Prescription drug commercials do a good job of making everything about the products seem good. However, the prices actually wind up being much higher than many seniors can afford. There are several ways to save money on prescriptions.
1. Coupons Pharmacies and discount stores take the time to send out quite a few coupons, so it is a good idea to make use of them. Searching online is even easier, and there are many apps such as GoodRX that help seniors find the best drug prices and pharmacies near them. Price comparison apps also exist. While shopping at the pharmacy, ask about a discount card. Most large pharmacies offer these to help customers save even more.
2. Generics Nearly 80 percent of prescriptions today are written for generics. These are bio-equivalent drugs for the name-brand ones. However, they cost between 80 and 85 percent less than their name-brand counterparts. Experts estimated that buying generic drugs saved Americans a total of about $3 billion every week in 2010. Also, the 17-year patents that exist on many big-name drugs will end during the next several years. When this happens, it will be easier to find generics for several drugs that did not have these options in the past.
3. Tests Another good way to ensure a drug is more useful than harmful without investing a lot is to ask the prescribing physician for a free sample. They often have trial packages with enough to last for 10 or 14 days, so this helps patients decide if a med is right for them. If it works well, use that time to also search for long-term discounts. There are often free trial offers from drug manufacturers in magazines or online.
4. Government Programs There are drug assistance programs provided in many states to help seniors pay for the gap between what is covered and what they must come up with out of pocket. There are programs for Medicare Part D in addition to resources for finding treatments. The Medicare site offers more information about these.
5. Pill Splitting Buying pills that can be cut in half will help save money, so ask a physician if a particular prescription is appropriate for this. If the pill is coated or is a time-release capsule, avoid doing this. This can be difficult with small pills, but pharmacies sell pill cutters that are tapered to cut many different sizes of pills.
6. OTC Drugs Doctors may recommend over-the-counter drugs in some situations. For example, a doctor may decide that an over-the-counter allergy substance will work instead of a prescription one for a senior. Be sure to ask about this any time a physician prescribes something new.

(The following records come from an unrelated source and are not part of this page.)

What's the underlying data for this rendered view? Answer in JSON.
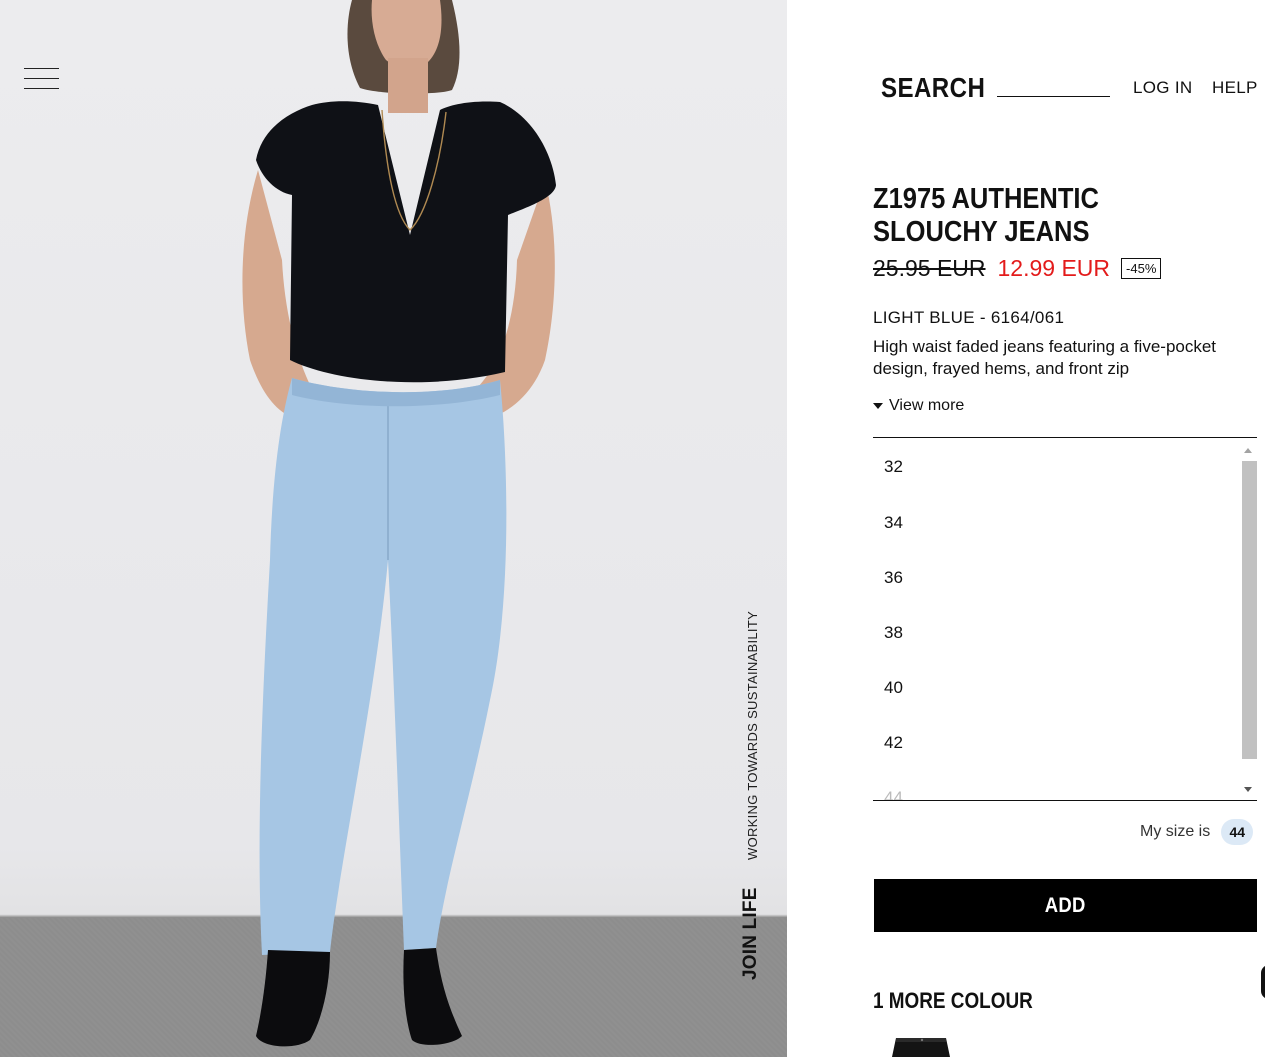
{
  "header": {
    "search_label": "SEARCH",
    "search_placeholder": "",
    "login_label": "LOG IN",
    "help_label": "HELP"
  },
  "hero": {
    "sustainability_label": "WORKING TOWARDS SUSTAINABILITY",
    "joinlife_label": "JOIN LIFE"
  },
  "product": {
    "title": "Z1975 AUTHENTIC SLOUCHY JEANS",
    "old_price": "25.95 EUR",
    "new_price": "12.99 EUR",
    "discount": "-45%",
    "color_ref": "LIGHT BLUE - 6164/061",
    "description": "High waist faded jeans featuring a five-pocket design, frayed hems, and front zip",
    "view_more": "View more"
  },
  "sizes": [
    "32",
    "34",
    "36",
    "38",
    "40",
    "42",
    "44"
  ],
  "my_size": {
    "label": "My size is",
    "value": "44"
  },
  "add_label": "ADD",
  "more_colours_label": "1 MORE COLOUR",
  "colors": {
    "sale_red": "#e31b1b",
    "badge_blue": "#dce9f6",
    "button_black": "#000000"
  }
}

7. Patient Assistance Programs Nonprofit organizations and pharmaceutical companies sometimes provide discounts or grants to people who need financial help. Needymeds.org is one option, and discuss other options with an agent.
8. Order By Mail Costs can be reduced by ordering long-term supplies by mail. Avoid shady companies on the Internet that cannot be verified, but use the resources provided by the National Association of Boards of Pharmacy. Sites listed with this organization have been inspected and verified for quality practices and upholding the highest standards. When shopping online, watch for the VIPPS seal.
9. Shop Local Ask local friends, relatives or health care providers where to find the best prices. Many pharmacies are willing to offer seniors lower prices in exchange for a loyalty commitment. Keep in mind that they desire repeat customers and a long-term business relationship.
10. Wholesale Clubs Costco and other wholesale clubs offer discounted prices for members’ prescriptions. In some cases, wholesale clubs may not require membership to purchase drugs there. This is often a good way to save a great deal of money.
Saving money on prescriptions takes some research and invested time, but it is well worth every minute. To learn more about options, call ACBI at 203-259-7580 or visit our website.